| EXERCISE PROMPT |
Your answer should be every line of the records that contains the word "select".

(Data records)

--- START ---

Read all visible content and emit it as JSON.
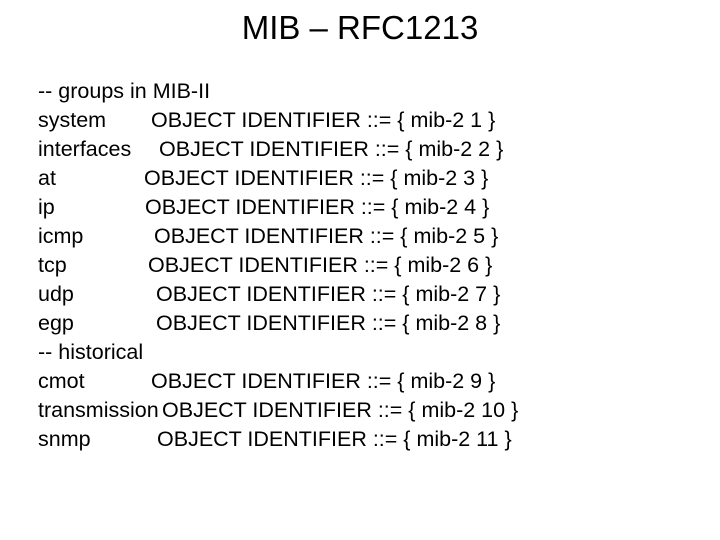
{
  "slide": {
    "title": "MIB – RFC1213",
    "background_color": "#ffffff",
    "text_color": "#000000"
  },
  "content": {
    "lines": [
      {
        "kind": "comment",
        "text": "-- groups in MIB-II"
      },
      {
        "kind": "entry",
        "name": "system",
        "label_width": 113,
        "declaration": "OBJECT IDENTIFIER ::= { mib-2 1 }",
        "type": "OBJECT IDENTIFIER",
        "assign": "::=",
        "oid": "{ mib-2 1 }",
        "parent": "mib-2",
        "index": "1"
      },
      {
        "kind": "entry",
        "name": "interfaces",
        "label_width": 121,
        "declaration": "OBJECT IDENTIFIER ::= { mib-2 2 }",
        "type": "OBJECT IDENTIFIER",
        "assign": "::=",
        "oid": "{ mib-2 2 }",
        "parent": "mib-2",
        "index": "2"
      },
      {
        "kind": "entry",
        "name": "at",
        "label_width": 106,
        "declaration": "OBJECT IDENTIFIER ::= { mib-2 3 }",
        "type": "OBJECT IDENTIFIER",
        "assign": "::=",
        "oid": "{ mib-2 3 }",
        "parent": "mib-2",
        "index": "3"
      },
      {
        "kind": "entry",
        "name": "ip",
        "label_width": 107,
        "declaration": "OBJECT IDENTIFIER ::= { mib-2 4 }",
        "type": "OBJECT IDENTIFIER",
        "assign": "::=",
        "oid": "{ mib-2 4 }",
        "parent": "mib-2",
        "index": "4"
      },
      {
        "kind": "entry",
        "name": "icmp",
        "label_width": 116,
        "declaration": "OBJECT IDENTIFIER ::= { mib-2 5 }",
        "type": "OBJECT IDENTIFIER",
        "assign": "::=",
        "oid": "{ mib-2 5 }",
        "parent": "mib-2",
        "index": "5"
      },
      {
        "kind": "entry",
        "name": "tcp",
        "label_width": 110,
        "declaration": "OBJECT IDENTIFIER ::= { mib-2 6 }",
        "type": "OBJECT IDENTIFIER",
        "assign": "::=",
        "oid": "{ mib-2 6 }",
        "parent": "mib-2",
        "index": "6"
      },
      {
        "kind": "entry",
        "name": "udp",
        "label_width": 118,
        "declaration": "OBJECT IDENTIFIER ::= { mib-2 7 }",
        "type": "OBJECT IDENTIFIER",
        "assign": "::=",
        "oid": "{ mib-2 7 }",
        "parent": "mib-2",
        "index": "7"
      },
      {
        "kind": "entry",
        "name": "egp",
        "label_width": 118,
        "declaration": "OBJECT IDENTIFIER ::= { mib-2 8 }",
        "type": "OBJECT IDENTIFIER",
        "assign": "::=",
        "oid": "{ mib-2 8 }",
        "parent": "mib-2",
        "index": "8"
      },
      {
        "kind": "comment",
        "text": "-- historical"
      },
      {
        "kind": "entry",
        "name": "cmot",
        "label_width": 113,
        "declaration": "OBJECT IDENTIFIER ::= { mib-2 9 }",
        "type": "OBJECT IDENTIFIER",
        "assign": "::=",
        "oid": "{ mib-2 9 }",
        "parent": "mib-2",
        "index": "9"
      },
      {
        "kind": "entry",
        "name": "transmission",
        "label_width": 124,
        "declaration": "OBJECT IDENTIFIER ::= { mib-2 10 }",
        "type": "OBJECT IDENTIFIER",
        "assign": "::=",
        "oid": "{ mib-2 10 }",
        "parent": "mib-2",
        "index": "10"
      },
      {
        "kind": "entry",
        "name": "snmp",
        "label_width": 119,
        "declaration": "OBJECT IDENTIFIER ::= { mib-2 11 }",
        "type": "OBJECT IDENTIFIER",
        "assign": "::=",
        "oid": "{ mib-2 11 }",
        "parent": "mib-2",
        "index": "11"
      }
    ]
  }
}
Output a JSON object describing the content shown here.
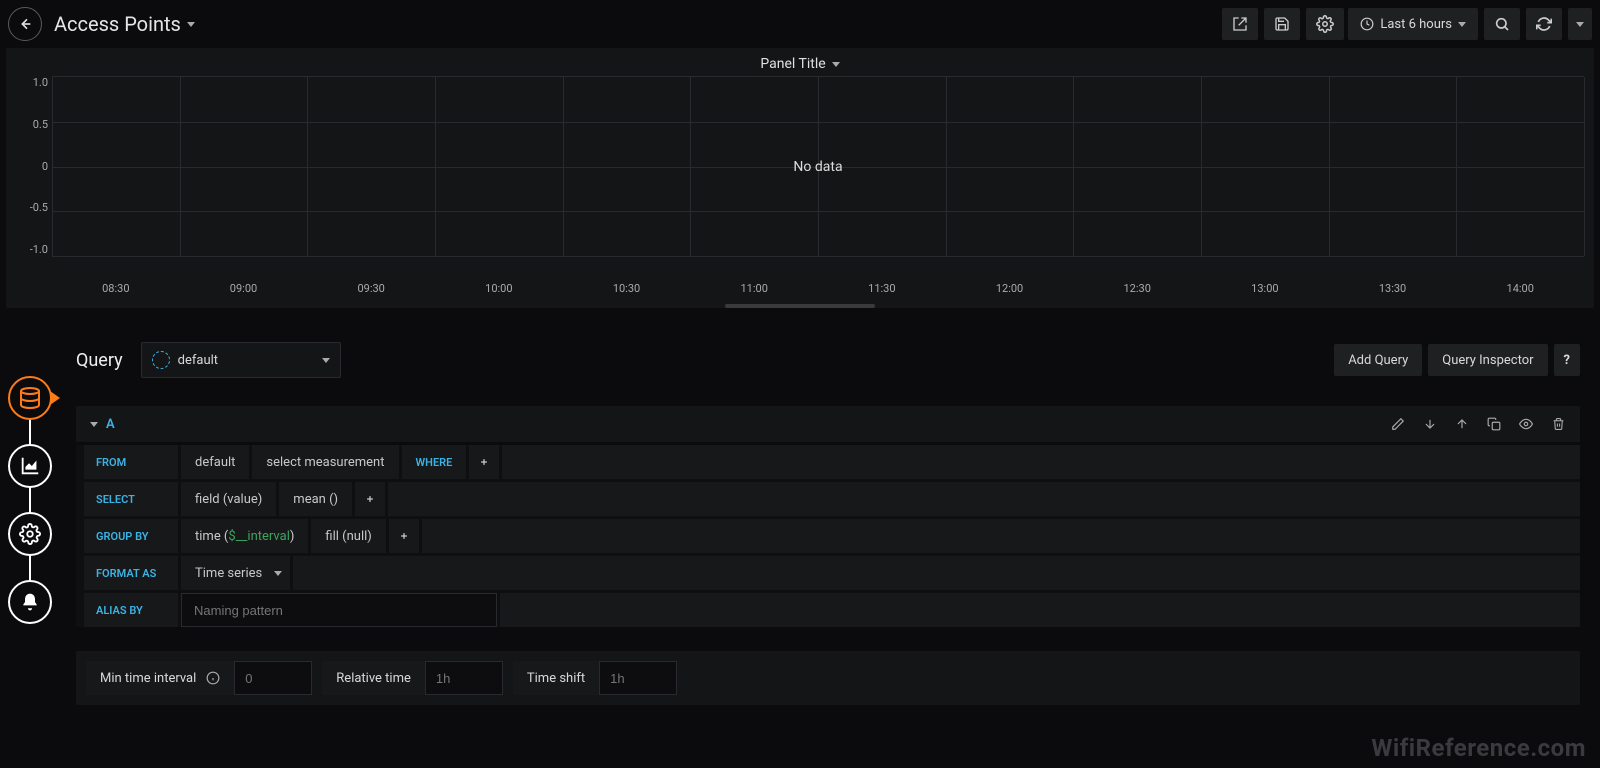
{
  "header": {
    "title": "Access Points",
    "time_range": "Last 6 hours"
  },
  "panel": {
    "title": "Panel Title",
    "no_data": "No data"
  },
  "chart_data": {
    "type": "line",
    "title": "Panel Title",
    "xlabel": "",
    "ylabel": "",
    "ylim": [
      -1.0,
      1.0
    ],
    "y_ticks": [
      "1.0",
      "0.5",
      "0",
      "-0.5",
      "-1.0"
    ],
    "x_ticks": [
      "08:30",
      "09:00",
      "09:30",
      "10:00",
      "10:30",
      "11:00",
      "11:30",
      "12:00",
      "12:30",
      "13:00",
      "13:30",
      "14:00"
    ],
    "series": []
  },
  "query": {
    "section_title": "Query",
    "datasource": "default",
    "add_query": "Add Query",
    "inspector": "Query Inspector",
    "letter": "A"
  },
  "clauses": {
    "from": "FROM",
    "from_default": "default",
    "from_measurement": "select measurement",
    "where": "WHERE",
    "select": "SELECT",
    "field_value": "field (value)",
    "mean": "mean ()",
    "group_by": "GROUP BY",
    "time_prefix": "time (",
    "time_var": "$__interval",
    "time_suffix": ")",
    "fill": "fill (null)",
    "format_as": "FORMAT AS",
    "format_value": "Time series",
    "alias_by": "ALIAS BY",
    "alias_placeholder": "Naming pattern"
  },
  "time_opts": {
    "min_interval": "Min time interval",
    "min_interval_placeholder": "0",
    "relative_time": "Relative time",
    "relative_placeholder": "1h",
    "time_shift": "Time shift",
    "shift_placeholder": "1h"
  },
  "watermark": "WifiReference.com"
}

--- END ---

| RESPONSE TO THIS TASK |
    "from_measurement": "select measurement",
    "select": "SELECT",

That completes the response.